As the UK begins to recover from its wettest winter for 100 years, while the US and Australia remain in the grip of extreme weather, Mark Rogers looks at how Disaster Recovery as a Service could help keep businesses running at the worst of times.
After an unprecedented few months, which have seen Europe battered by a seemingly unending barrage of rain, high winds, flooding and storm surges, Australia beset by wildfires and the US in the grip of a polar vortex, it is time to start counting the cost of, for some, months of disruption. The news has been packed with tales of frozen cities, power cuts, flooded homes and decimated farmland – and rightly so – but what about the costs to business?
Sudden extreme weather events can have disastrous consequences for the unprepared – interrupting power supplies, damaging equipment and potentially destroying vital business data. And, sadly (if the experts are to be believed) it seems they are likely to become ever more common – so the ability to ‘weather the storm’ will become ever more important.
With that in mind, maybe now is the time to re-evaluate disaster recovery systems and processes. One thing is for sure, if you’re thinking about them with water lapping around your ankles, it’s already too late.

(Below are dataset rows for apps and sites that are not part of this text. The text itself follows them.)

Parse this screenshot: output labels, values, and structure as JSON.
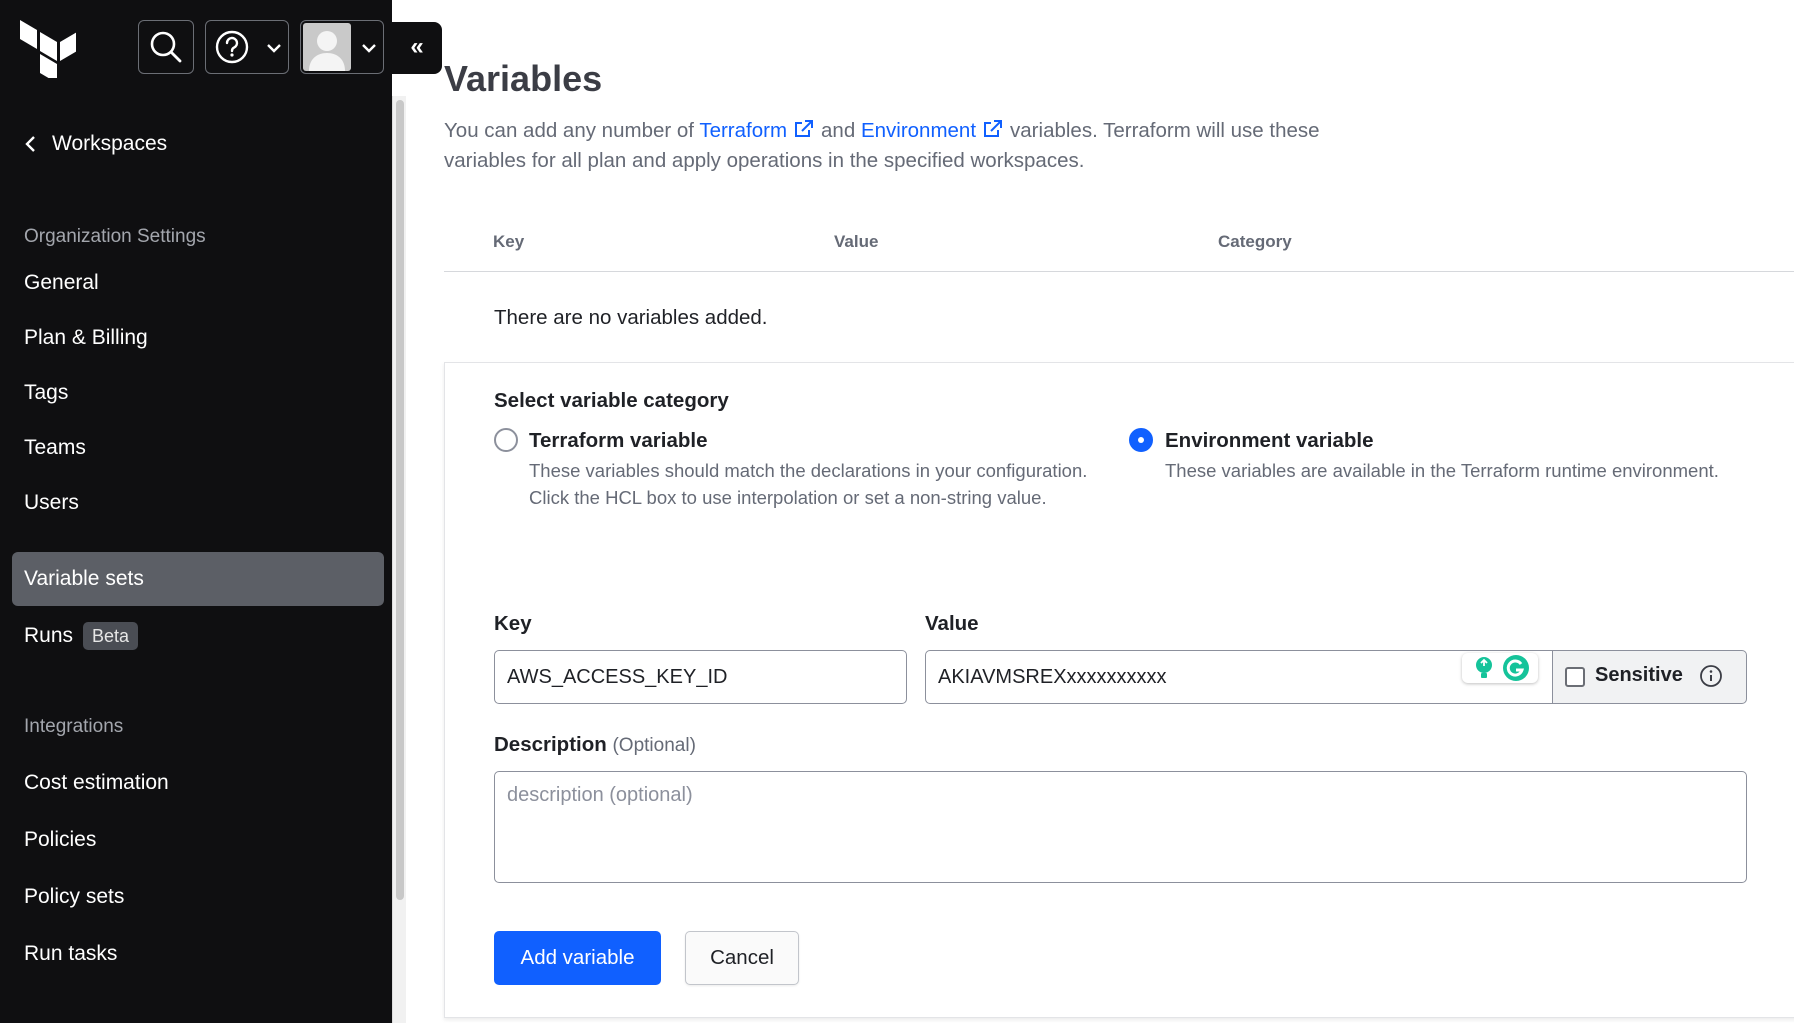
{
  "sidebar": {
    "back_label": "Workspaces",
    "org_section": "Organization Settings",
    "org_items": [
      {
        "label": "General"
      },
      {
        "label": "Plan & Billing"
      },
      {
        "label": "Tags"
      },
      {
        "label": "Teams"
      },
      {
        "label": "Users"
      },
      {
        "label": "Variable sets",
        "active": true
      },
      {
        "label": "Runs",
        "badge": "Beta"
      }
    ],
    "integrations_section": "Integrations",
    "integration_items": [
      {
        "label": "Cost estimation"
      },
      {
        "label": "Policies"
      },
      {
        "label": "Policy sets"
      },
      {
        "label": "Run tasks"
      }
    ],
    "collapse_glyph": "«"
  },
  "main": {
    "title": "Variables",
    "intro": {
      "part1": "You can add any number of ",
      "link1": "Terraform",
      "part2": "and ",
      "link2": "Environment",
      "part3": "variables. Terraform will use these variables for all plan and apply operations in the specified workspaces."
    },
    "table": {
      "headers": [
        "Key",
        "Value",
        "Category"
      ],
      "empty_text": "There are no variables added."
    },
    "form": {
      "category_label": "Select variable category",
      "options": [
        {
          "title": "Terraform variable",
          "desc": "These variables should match the declarations in your configuration. Click the HCL box to use interpolation or set a non-string value.",
          "selected": false
        },
        {
          "title": "Environment variable",
          "desc": "These variables are available in the Terraform runtime environment.",
          "selected": true
        }
      ],
      "key_label": "Key",
      "key_value": "AWS_ACCESS_KEY_ID",
      "value_label": "Value",
      "value_value": "AKIAVMSREXxxxxxxxxxx",
      "sensitive_label": "Sensitive",
      "description_label": "Description",
      "description_optional": "(Optional)",
      "description_placeholder": "description (optional)",
      "submit_label": "Add variable",
      "cancel_label": "Cancel"
    }
  },
  "colors": {
    "sidebar_bg": "#0f0f11",
    "active_item": "#5c5f66",
    "accent": "#1060ff",
    "muted_text": "#656a76"
  }
}
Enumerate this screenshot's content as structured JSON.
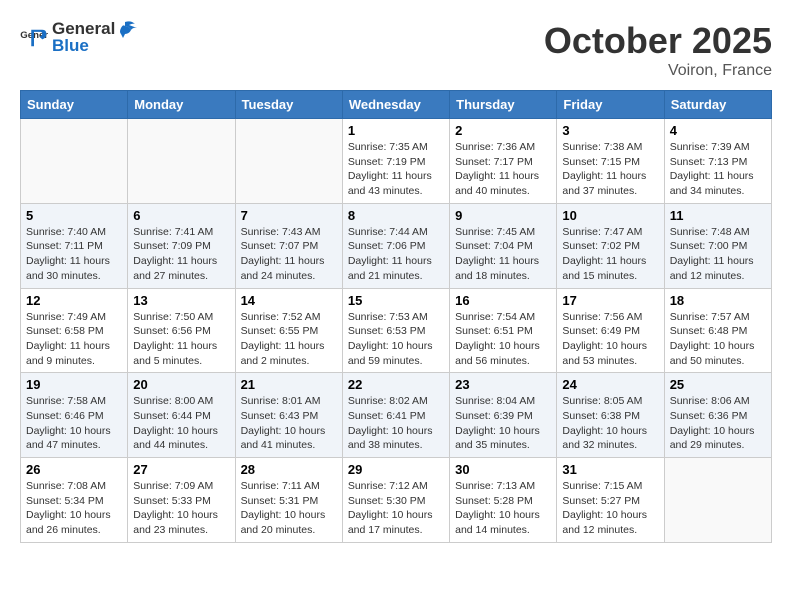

For many organisations, disaster recovery in the cloud, or Disaster Recovery as a Service (DRaaS) offers an ideal solution. So, if you haven’t considered DRaaS and the thought of another winter like 2013/14 (or summer for those in the southern hemisphere) keeps you awake at night, now would be a good time to take a closer look.
Disaster recovery in the cloud eliminates worry by offering a solution to meet recovery point and recovery time objectives that is affordable, flexible, secure and well managed. Here are four ways DRaaS can put your mind at rest:
- There’s no need to worry about who will implement the company’s DR plan when disaster strikes. Knowing there is an IT team in place to set the plan in motion allows employees to focus on other issues – like the safety of themselves and their families. Knowing that there’s a team in place already taking care of it is an immense relief.
- Natural disasters often wipe out power and communications across entire regions. If a company’s disaster recovery plan is in house or even locally based, disasters can leave DR plans in tatters. With DRaaS, however, as long as the DRaaS provider has facilities in more than one region of the country and offers failover access between facilities, its clients’ businesses can be up and running again in no time.
- To be effective, disaster recovery plans must have an element of redundancy, which by definition makes them expensive. DRaaS, however makes disaster recovery both accessible to, and affordable for, almost any organisation as redundancies become the responsibility of the provider and merely an operational expense for its clients.
- There’s really no way to know if a company’s disaster recovery plan works unless it is thoroughly and regularly tested, but testing DR plans for an emergency that hasn’t happened yet often takes a back seat to dealing with the very real and everyday issues that occur in a data center. With DRaaS, regular testing becomes much easier, and it is this kind of testing that ensures business-critical data will be available when and where it’s needed to keep the organisation running smoothly when and if disaster strikes.
The economic and efficiency benefits of DRaaS, then, are significant – as is its capacity to keep businesses working when the worst happens. In fact, as organisations worldwide become more defined by the service they consume than they are by the technology they own and maintain, it seems likely that DRaaS’ day will come – it is the very epitome of the ‘as a service’ model that is changing the face of business IT.
But, for those businesses located in areas at risk of future flooding, wildfires and more, it might be sensible to ensure that day comes sooner rather than later.
USA”s winter weather damage at $5 billion so far USA Today 9th March 2014
Australia”s Worsening Droughts, Heatwaves and Bushfires Prompt Calls for Bigger Carbon Emission Cuts International Business Times. 5th March 2014